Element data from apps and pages
[Start of Attachment]

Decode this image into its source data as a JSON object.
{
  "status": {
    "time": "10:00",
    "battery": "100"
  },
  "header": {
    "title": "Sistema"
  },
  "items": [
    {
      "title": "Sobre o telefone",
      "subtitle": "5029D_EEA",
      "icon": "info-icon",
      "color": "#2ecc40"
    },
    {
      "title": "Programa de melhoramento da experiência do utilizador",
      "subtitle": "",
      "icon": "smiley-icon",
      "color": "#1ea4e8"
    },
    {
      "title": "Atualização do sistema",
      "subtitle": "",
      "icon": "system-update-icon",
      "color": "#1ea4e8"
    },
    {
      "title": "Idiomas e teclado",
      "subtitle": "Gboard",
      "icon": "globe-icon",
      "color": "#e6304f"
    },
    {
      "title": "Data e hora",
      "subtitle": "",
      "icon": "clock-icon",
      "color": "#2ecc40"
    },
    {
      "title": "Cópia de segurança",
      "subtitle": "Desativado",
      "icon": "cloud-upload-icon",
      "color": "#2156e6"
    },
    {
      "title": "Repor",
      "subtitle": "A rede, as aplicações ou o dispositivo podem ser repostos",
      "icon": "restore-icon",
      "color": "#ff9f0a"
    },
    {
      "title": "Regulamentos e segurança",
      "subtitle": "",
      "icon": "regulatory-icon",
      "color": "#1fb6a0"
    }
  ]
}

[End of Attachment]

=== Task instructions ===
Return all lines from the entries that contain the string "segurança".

=== Result for this task ===
      "title": "Cópia de segurança",
      "title": "Regulamentos e segurança",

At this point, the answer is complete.